Lodoco (colchicine) approval was based on a clinical trial with 5,522 patients with chronic coronary disease, which was published in Circulation in February 2022.
The FDA has approved Lodoco (colchicine) to reduce the risk of myocardial infarction (MI), stroke, coronary revascularization, and cardiovascular death in adult patients.1 Developed by Agepha Pharma, Lodoco is the first drug approved to target inflammation that is an underlying cause of atherosclerotic cardiovascular disease. It can be used alone or in combination with cholesterol-lowering medications.
Colchicine is a well-established molecule and generic colchicine that is used at high doses for the treatment of gout. Lodoco has been reformulated in a lower dose specifically for long-term use in cardiovascular disease patients. Lodoco 0.5 mg tablets are a once-daily tablet and will be available in the second half of 2023.

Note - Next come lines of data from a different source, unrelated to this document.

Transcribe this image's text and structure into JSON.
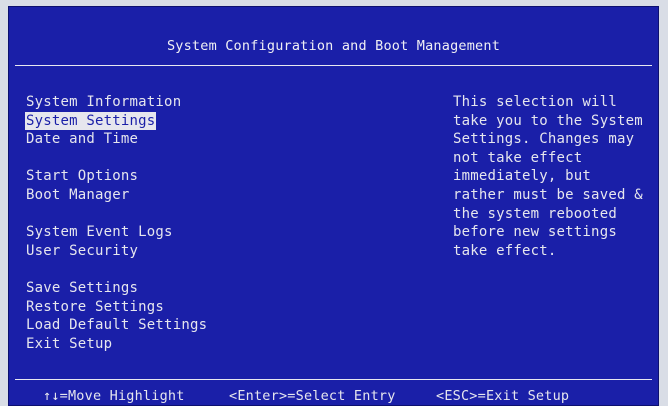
{
  "title": "System Configuration and Boot Management",
  "menu": {
    "items": [
      {
        "label": "System Information",
        "selected": false
      },
      {
        "label": "System Settings",
        "selected": true
      },
      {
        "label": "Date and Time",
        "selected": false
      },
      {
        "label": "Start Options",
        "selected": false
      },
      {
        "label": "Boot Manager",
        "selected": false
      },
      {
        "label": "System Event Logs",
        "selected": false
      },
      {
        "label": "User Security",
        "selected": false
      },
      {
        "label": "Save Settings",
        "selected": false
      },
      {
        "label": "Restore Settings",
        "selected": false
      },
      {
        "label": "Load Default Settings",
        "selected": false
      },
      {
        "label": "Exit Setup",
        "selected": false
      }
    ]
  },
  "help": {
    "lines": [
      "This selection will",
      "take you to the System",
      "Settings. Changes may",
      "not take effect",
      "immediately, but",
      "rather must be saved &",
      "the system rebooted",
      "before new settings",
      "take effect."
    ]
  },
  "footer": {
    "move": "↑↓=Move Highlight",
    "select": "<Enter>=Select Entry",
    "exit": "<ESC>=Exit Setup"
  },
  "colors": {
    "background": "#1a1fa8",
    "text": "#e6e6ee",
    "highlight": "#e6e6ee"
  }
}
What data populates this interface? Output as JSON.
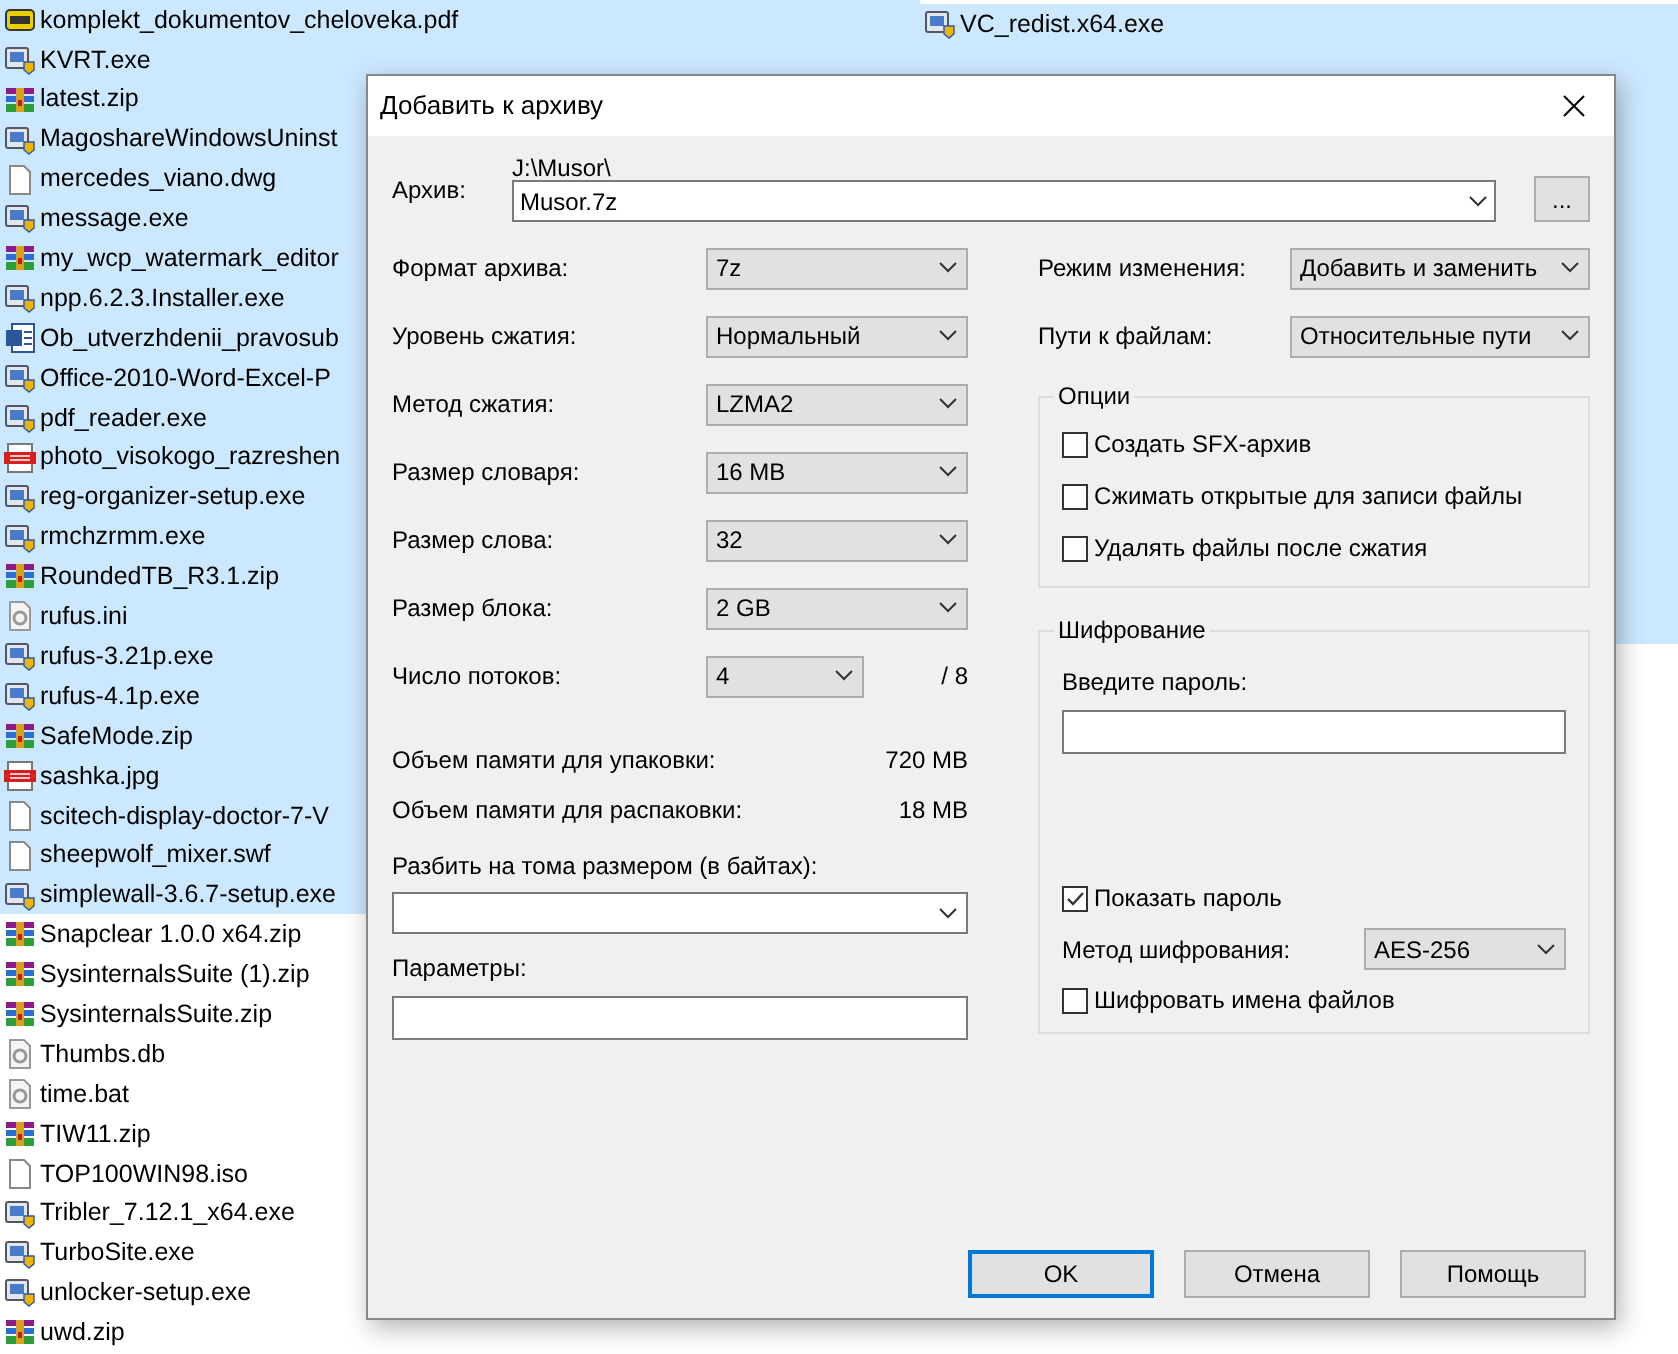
{
  "files_left": [
    {
      "name": "komplekt_dokumentov_cheloveka.pdf",
      "kind": "pdf",
      "selected": true
    },
    {
      "name": "KVRT.exe",
      "kind": "program",
      "selected": true
    },
    {
      "name": "latest.zip",
      "kind": "archive",
      "selected": true
    },
    {
      "name": "MagoshareWindowsUninst",
      "kind": "program",
      "selected": true
    },
    {
      "name": "mercedes_viano.dwg",
      "kind": "file",
      "selected": true
    },
    {
      "name": "message.exe",
      "kind": "program",
      "selected": true
    },
    {
      "name": "my_wcp_watermark_editor",
      "kind": "archive",
      "selected": true
    },
    {
      "name": "npp.6.2.3.Installer.exe",
      "kind": "program",
      "selected": true
    },
    {
      "name": "Ob_utverzhdenii_pravosub",
      "kind": "document",
      "selected": true
    },
    {
      "name": "Office-2010-Word-Excel-P",
      "kind": "program",
      "selected": true
    },
    {
      "name": "pdf_reader.exe",
      "kind": "program",
      "selected": true
    },
    {
      "name": "photo_visokogo_razreshen",
      "kind": "image",
      "selected": true
    },
    {
      "name": "reg-organizer-setup.exe",
      "kind": "program",
      "selected": true
    },
    {
      "name": "rmchzrmm.exe",
      "kind": "program",
      "selected": true
    },
    {
      "name": "RoundedTB_R3.1.zip",
      "kind": "archive",
      "selected": true
    },
    {
      "name": "rufus.ini",
      "kind": "settings",
      "selected": true
    },
    {
      "name": "rufus-3.21p.exe",
      "kind": "program",
      "selected": true
    },
    {
      "name": "rufus-4.1p.exe",
      "kind": "program",
      "selected": true
    },
    {
      "name": "SafeMode.zip",
      "kind": "archive",
      "selected": true
    },
    {
      "name": "sashka.jpg",
      "kind": "image",
      "selected": true
    },
    {
      "name": "scitech-display-doctor-7-V",
      "kind": "file",
      "selected": true
    },
    {
      "name": "sheepwolf_mixer.swf",
      "kind": "file",
      "selected": true
    },
    {
      "name": "simplewall-3.6.7-setup.exe",
      "kind": "program",
      "selected": true
    },
    {
      "name": "Snapclear 1.0.0 x64.zip",
      "kind": "archive",
      "selected": false
    },
    {
      "name": "SysinternalsSuite (1).zip",
      "kind": "archive",
      "selected": false
    },
    {
      "name": "SysinternalsSuite.zip",
      "kind": "archive",
      "selected": false
    },
    {
      "name": "Thumbs.db",
      "kind": "settings",
      "selected": false
    },
    {
      "name": "time.bat",
      "kind": "settings",
      "selected": false
    },
    {
      "name": "TIW11.zip",
      "kind": "archive",
      "selected": false
    },
    {
      "name": "TOP100WIN98.iso",
      "kind": "file",
      "selected": false
    },
    {
      "name": "Tribler_7.12.1_x64.exe",
      "kind": "program",
      "selected": false
    },
    {
      "name": "TurboSite.exe",
      "kind": "program",
      "selected": false
    },
    {
      "name": "unlocker-setup.exe",
      "kind": "program",
      "selected": false
    },
    {
      "name": "uwd.zip",
      "kind": "archive",
      "selected": false
    }
  ],
  "files_right": [
    {
      "name": "VC_redist.x64.exe",
      "kind": "program",
      "selected": true
    }
  ],
  "dialog": {
    "title": "Добавить к архиву",
    "archive": {
      "label": "Архив:",
      "path": "J:\\Musor\\",
      "value": "Musor.7z",
      "browse": "..."
    },
    "settings": [
      {
        "label": "Формат архива:",
        "value": "7z"
      },
      {
        "label": "Уровень сжатия:",
        "value": "Нормальный"
      },
      {
        "label": "Метод сжатия:",
        "value": "LZMA2"
      },
      {
        "label": "Размер словаря:",
        "value": "16 MB"
      },
      {
        "label": "Размер слова:",
        "value": "32"
      },
      {
        "label": "Размер блока:",
        "value": "2 GB"
      }
    ],
    "threads": {
      "label": "Число потоков:",
      "value": "4",
      "max": "/ 8"
    },
    "memory": [
      {
        "label": "Объем памяти для упаковки:",
        "value": "720 MB"
      },
      {
        "label": "Объем памяти для распаковки:",
        "value": "18 MB"
      }
    ],
    "split": {
      "label": "Разбить на тома размером (в байтах):"
    },
    "params": {
      "label": "Параметры:"
    },
    "modes": [
      {
        "label": "Режим изменения:",
        "value": "Добавить и заменить"
      },
      {
        "label": "Пути к файлам:",
        "value": "Относительные пути"
      }
    ],
    "options": {
      "title": "Опции",
      "items": [
        {
          "label": "Создать SFX-архив",
          "checked": false
        },
        {
          "label": "Сжимать открытые для записи файлы",
          "checked": false
        },
        {
          "label": "Удалять файлы после сжатия",
          "checked": false
        }
      ]
    },
    "encryption": {
      "title": "Шифрование",
      "password_label": "Введите пароль:",
      "show_password": {
        "label": "Показать пароль",
        "checked": true
      },
      "method": {
        "label": "Метод шифрования:",
        "value": "AES-256"
      },
      "encrypt_names": {
        "label": "Шифровать имена файлов",
        "checked": false
      }
    },
    "buttons": [
      {
        "label": "OK",
        "default": true
      },
      {
        "label": "Отмена",
        "default": false
      },
      {
        "label": "Помощь",
        "default": false
      }
    ]
  }
}
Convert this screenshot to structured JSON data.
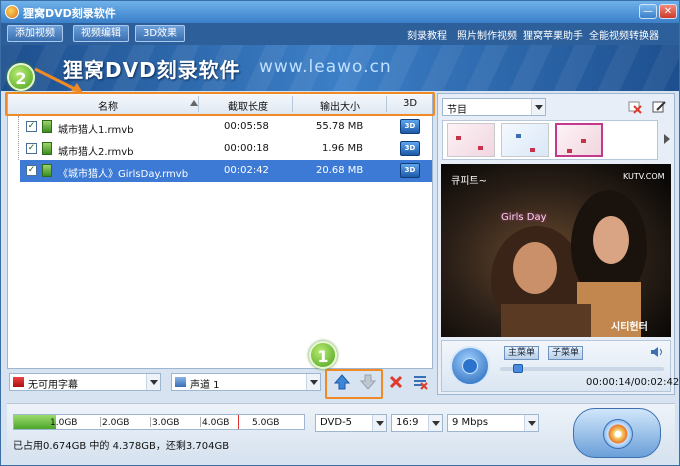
{
  "window": {
    "title": "狸窝DVD刻录软件",
    "min": "—",
    "close": "✕"
  },
  "menubar": {
    "buttons": [
      "添加视频",
      "视频编辑",
      "3D效果"
    ],
    "links": [
      "刻录教程",
      "照片制作视频",
      "狸窝苹果助手",
      "全能视频转换器"
    ]
  },
  "banner": {
    "title": "狸窝DVD刻录软件",
    "url": "www.leawo.cn"
  },
  "table": {
    "columns": [
      "名称",
      "截取长度",
      "输出大小",
      "3D"
    ],
    "rows": [
      {
        "name": "城市猎人1.rmvb",
        "length": "00:05:58",
        "size": "55.78 MB",
        "threeD": "3D",
        "checked": "✓"
      },
      {
        "name": "城市猎人2.rmvb",
        "length": "00:00:18",
        "size": "1.96 MB",
        "threeD": "3D",
        "checked": "✓"
      },
      {
        "name": "《城市猎人》GirlsDay.rmvb",
        "length": "00:02:42",
        "size": "20.68 MB",
        "threeD": "3D",
        "checked": "✓"
      }
    ]
  },
  "subtitle_select": "无可用字幕",
  "audio_select": "声道 1",
  "callouts": {
    "one": "1",
    "two": "2"
  },
  "right": {
    "program_select": "节目",
    "menu_buttons": [
      "主菜单",
      "子菜单"
    ],
    "video_texts": {
      "top_left": "큐피트~",
      "top_right": "KUTV.COM",
      "song": "Girls Day",
      "bottom_right": "시티헌터"
    },
    "time": "00:00:14/00:02:42",
    "playback_fraction": 0.086
  },
  "bottom": {
    "capacity_ticks": [
      "1.0GB",
      "2.0GB",
      "3.0GB",
      "4.0GB",
      "5.0GB"
    ],
    "used_fraction": 0.145,
    "info": "已占用0.674GB 中的 4.378GB，还剩3.704GB",
    "disc_select": "DVD-5",
    "aspect_select": "16:9",
    "bitrate_select": "9 Mbps"
  },
  "colors": {
    "accent": "#f08a24",
    "selection": "#3d7ad6",
    "capacity_fill": "#4ca62c"
  }
}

An exact price hasn’t been determined, but Antonia Riel-Kollmann, managing director of Agepha Pharma, told Formulary Watch that the pricing strategy will be focused on helping to ensure access to as many people as possible. “We’re planning to offer a patient assistance program to help ensure access to those patients who can’t afford Lodoco,” he said.
Inflammation plays a critical role in atherosclerotic cardiovascular disease (ASCVD), a condition where the arteries become narrowed and hardened due to the buildup of plaque, which can lead to heart attacks and strokes. An analysis of three studies recently published in The Lancet2 found that among patients receiving statins, inflammation was a stronger predictor for risk of future cardiovascular events and death than cholesterol assessed by low-density lipoprotein cholesterol.
“To treat coronary disease effectively, cardiologists must aggressively reduce inflammation and cholesterol. For appropriate patients already taking a statin, adding the anti-inflammatory drug colchicine at a dose of 0.5 mg daily has been proven to significantly lower risks of recurrent heart attack and stroke,” lead author of The Lancet paper Paul Ridker, M.D., MPH, professor of medicine, Harvard Medical School and director of the Center for Cardiovascular Disease Prevention, Brigham and Women’s Hospital, said in a press release.
The approval was based on a clinical trial with 5,522 patients with chronic coronary disease, which was published in Circulation in February 2022. In the trial, Lodoco was found to significantly reduce the overall risk of cardiovascular death, spontaneous myocardial infarction, ischemic stroke, or ischemia-driven coronary revascularization by 31% in comparison with the placebo group. Over five years, Lodoco produced a consistent reduction in major cardiovascular events.